JPMorgan Chase takes aim at youth unemployment

Naomi Capellan goes to school in a hangar, much to her delight. The senior at Aviation High School in Queens, New York, is preparing for a career in aviation management.

"I didn't realize how great I was at hands-on work and just how much I loved it until I was actually here," she said

Capellan, who is captain of the girls' basketball team, is exactly the kind of student JPMorgan Chase (JPM) has in mind for its "New Skills for Youth Initiative." The five-year, $75 million program, which the banking giant announced Tuesday, aims to help students get the training they need to become technicians, machinists, coders and nurses, as well as enter other fields where there is economic opportunity.

Young people can use the leg up. Youth unemployment in the U.S. is 11 percent, more than double the national jobless rate and still historically high as the economy continues to heal from the financial crisis.

That "saps people of hope and opportunity in life," said JPMorgan CEO Jamie Dimon, noting that unemployment also tops 20 percent for minorities.

That puts younger people at risk of being left behind at a time the U.S. labor market is gaining strength. Employers added 2.6 million jobs last year, making 2015 the second-best for hiring since 1999, when the technology sector was booming.

"The economy is improving, but in the downturn youth suffered particularly," said Harvard University economics professor Ken Rogoff. "When they got out of high school or college, jobs were scarce."

Dimon, who visited Aviation High and its unusual classroom last week, believes that there may be a Steve Jobs or a Barack Obama in low-income parts of the country who he hopes will benefit from the the company's new training program.

"We don't know what we are missing because we are not giving people the opportunity," he said. "And it is not a zero-sum game. Everyone can do better if we do something like this."


Speaking of the youth initiative, Dimon added that "the point of all this is a good, well-paying job, not just a degree. It's a degree with a certificate that leads to a job."

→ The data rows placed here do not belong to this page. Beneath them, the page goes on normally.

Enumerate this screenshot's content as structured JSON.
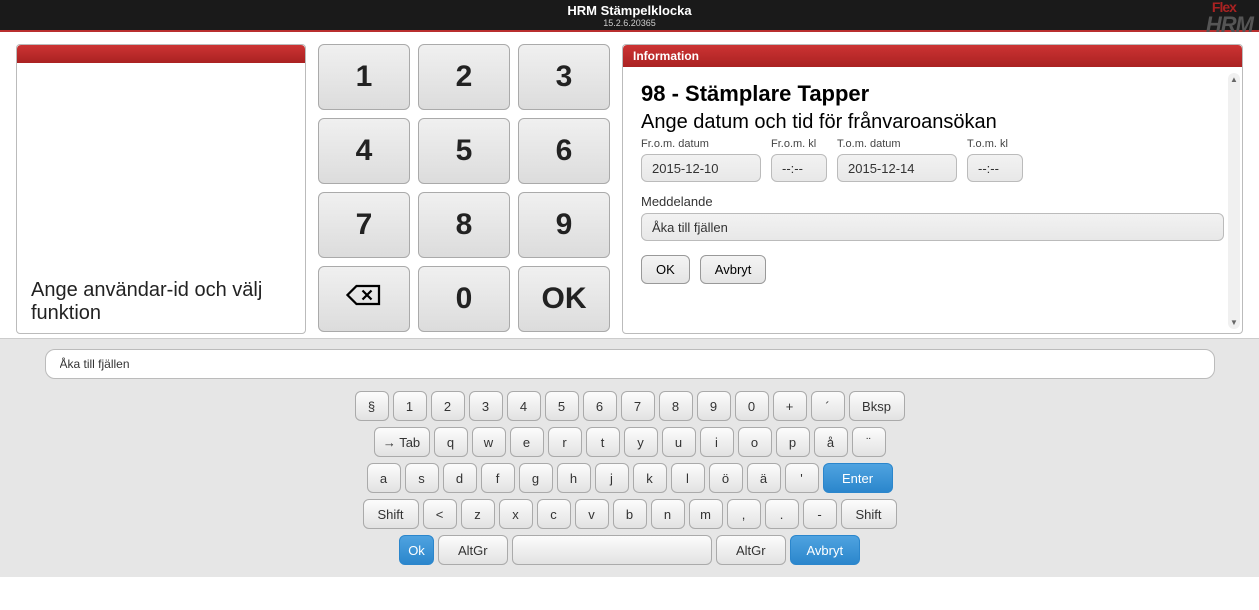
{
  "header": {
    "title": "HRM Stämpelklocka",
    "version": "15.2.6.20365",
    "logo_top": "Flex",
    "logo_bottom": "HRM"
  },
  "left": {
    "prompt": "Ange användar-id och välj funktion"
  },
  "keypad": {
    "k1": "1",
    "k2": "2",
    "k3": "3",
    "k4": "4",
    "k5": "5",
    "k6": "6",
    "k7": "7",
    "k8": "8",
    "k9": "9",
    "k0": "0",
    "ok": "OK"
  },
  "info": {
    "panel_title": "Information",
    "user": "98 - Stämplare Tapper",
    "instruction": "Ange datum och tid för frånvaroansökan",
    "labels": {
      "from_date": "Fr.o.m. datum",
      "from_time": "Fr.o.m. kl",
      "to_date": "T.o.m. datum",
      "to_time": "T.o.m. kl",
      "message": "Meddelande"
    },
    "values": {
      "from_date": "2015-12-10",
      "from_time": "--:--",
      "to_date": "2015-12-14",
      "to_time": "--:--",
      "message": "Åka till fjällen"
    },
    "buttons": {
      "ok": "OK",
      "cancel": "Avbryt"
    }
  },
  "kb": {
    "input_value": "Åka till fjällen",
    "row1": [
      "§",
      "1",
      "2",
      "3",
      "4",
      "5",
      "6",
      "7",
      "8",
      "9",
      "0",
      "+",
      "´",
      "Bksp"
    ],
    "row2": [
      "→ Tab",
      "q",
      "w",
      "e",
      "r",
      "t",
      "y",
      "u",
      "i",
      "o",
      "p",
      "å",
      "¨"
    ],
    "row3": [
      "a",
      "s",
      "d",
      "f",
      "g",
      "h",
      "j",
      "k",
      "l",
      "ö",
      "ä",
      "'",
      "Enter"
    ],
    "row4": [
      "Shift",
      "<",
      "z",
      "x",
      "c",
      "v",
      "b",
      "n",
      "m",
      ",",
      ".",
      "-",
      "Shift"
    ],
    "row5": {
      "ok": "Ok",
      "altgr_l": "AltGr",
      "altgr_r": "AltGr",
      "cancel": "Avbryt"
    }
  }
}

Not all the news is grim for younger workers. A growing number of baby boomers are retiring, opening up jobs for 18-to-34-olds.

"There's demand for millennials to fill those positions," said Moody's Analytics chief economist Mark Zandi. "Demand for millennials workers will be strong for foreseeable future."

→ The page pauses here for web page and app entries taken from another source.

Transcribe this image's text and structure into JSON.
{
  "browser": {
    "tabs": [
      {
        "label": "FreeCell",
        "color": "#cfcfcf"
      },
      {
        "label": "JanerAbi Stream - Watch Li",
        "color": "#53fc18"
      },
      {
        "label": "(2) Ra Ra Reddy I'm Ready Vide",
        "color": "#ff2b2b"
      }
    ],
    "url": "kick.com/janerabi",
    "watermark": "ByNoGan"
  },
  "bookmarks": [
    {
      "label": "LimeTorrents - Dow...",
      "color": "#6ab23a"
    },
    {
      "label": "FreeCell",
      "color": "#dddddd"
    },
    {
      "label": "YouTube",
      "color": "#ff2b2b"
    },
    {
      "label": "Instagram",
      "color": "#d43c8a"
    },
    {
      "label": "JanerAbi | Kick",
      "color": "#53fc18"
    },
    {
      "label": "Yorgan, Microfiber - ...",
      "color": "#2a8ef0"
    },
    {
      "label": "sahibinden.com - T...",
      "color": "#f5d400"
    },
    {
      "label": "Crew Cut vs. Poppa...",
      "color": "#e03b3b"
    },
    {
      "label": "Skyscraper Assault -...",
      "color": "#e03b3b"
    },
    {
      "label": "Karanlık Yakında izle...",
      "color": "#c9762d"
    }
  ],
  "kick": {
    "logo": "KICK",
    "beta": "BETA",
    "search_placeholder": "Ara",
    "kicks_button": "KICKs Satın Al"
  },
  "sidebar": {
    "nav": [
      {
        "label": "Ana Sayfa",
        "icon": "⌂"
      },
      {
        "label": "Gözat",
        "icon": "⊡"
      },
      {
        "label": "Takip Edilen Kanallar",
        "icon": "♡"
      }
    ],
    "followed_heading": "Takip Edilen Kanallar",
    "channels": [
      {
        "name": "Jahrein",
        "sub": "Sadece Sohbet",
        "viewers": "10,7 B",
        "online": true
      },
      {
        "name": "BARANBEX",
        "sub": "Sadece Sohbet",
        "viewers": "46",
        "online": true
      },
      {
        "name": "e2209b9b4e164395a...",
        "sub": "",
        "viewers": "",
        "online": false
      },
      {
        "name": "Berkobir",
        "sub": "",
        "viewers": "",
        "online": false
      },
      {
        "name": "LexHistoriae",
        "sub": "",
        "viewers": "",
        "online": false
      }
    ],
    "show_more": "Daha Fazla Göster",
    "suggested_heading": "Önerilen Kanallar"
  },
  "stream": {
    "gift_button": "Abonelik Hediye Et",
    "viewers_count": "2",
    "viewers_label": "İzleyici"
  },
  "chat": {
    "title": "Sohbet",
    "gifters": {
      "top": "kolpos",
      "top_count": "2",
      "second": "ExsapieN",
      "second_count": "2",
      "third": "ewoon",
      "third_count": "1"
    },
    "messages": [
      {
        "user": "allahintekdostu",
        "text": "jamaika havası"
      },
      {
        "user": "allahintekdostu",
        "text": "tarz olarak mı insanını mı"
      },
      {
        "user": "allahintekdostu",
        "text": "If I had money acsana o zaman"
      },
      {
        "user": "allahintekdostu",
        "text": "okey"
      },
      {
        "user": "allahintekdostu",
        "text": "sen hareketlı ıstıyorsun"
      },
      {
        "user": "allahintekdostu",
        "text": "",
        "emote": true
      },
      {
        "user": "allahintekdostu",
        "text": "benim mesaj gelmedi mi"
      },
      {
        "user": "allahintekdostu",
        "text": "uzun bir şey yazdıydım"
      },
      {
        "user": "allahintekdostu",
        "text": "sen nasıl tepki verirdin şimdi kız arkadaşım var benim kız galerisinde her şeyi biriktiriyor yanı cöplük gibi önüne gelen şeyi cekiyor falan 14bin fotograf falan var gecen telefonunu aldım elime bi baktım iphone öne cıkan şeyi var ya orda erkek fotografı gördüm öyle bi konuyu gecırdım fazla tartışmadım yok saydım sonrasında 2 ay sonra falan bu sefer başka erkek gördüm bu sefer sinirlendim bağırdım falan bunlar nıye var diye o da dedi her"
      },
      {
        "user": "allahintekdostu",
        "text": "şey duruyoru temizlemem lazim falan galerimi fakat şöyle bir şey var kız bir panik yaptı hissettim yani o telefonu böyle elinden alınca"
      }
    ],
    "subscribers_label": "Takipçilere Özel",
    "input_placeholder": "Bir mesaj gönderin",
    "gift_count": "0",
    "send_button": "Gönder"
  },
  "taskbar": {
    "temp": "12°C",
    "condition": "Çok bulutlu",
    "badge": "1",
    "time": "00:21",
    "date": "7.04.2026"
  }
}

The World Economic Forum will address the issue of youth unemployment at the group's annual meeting, which opens Wednesday in Davos, Switzerland. Among other participants, former U.K. Prime Minister Gordon Brown, the United Nations Special Envoy for Global Education, will appear on a panel called "Educating for Future Security" on Friday. The session will discuss ways to educate, train and help displaced youth in an effort to discourage political radicalization.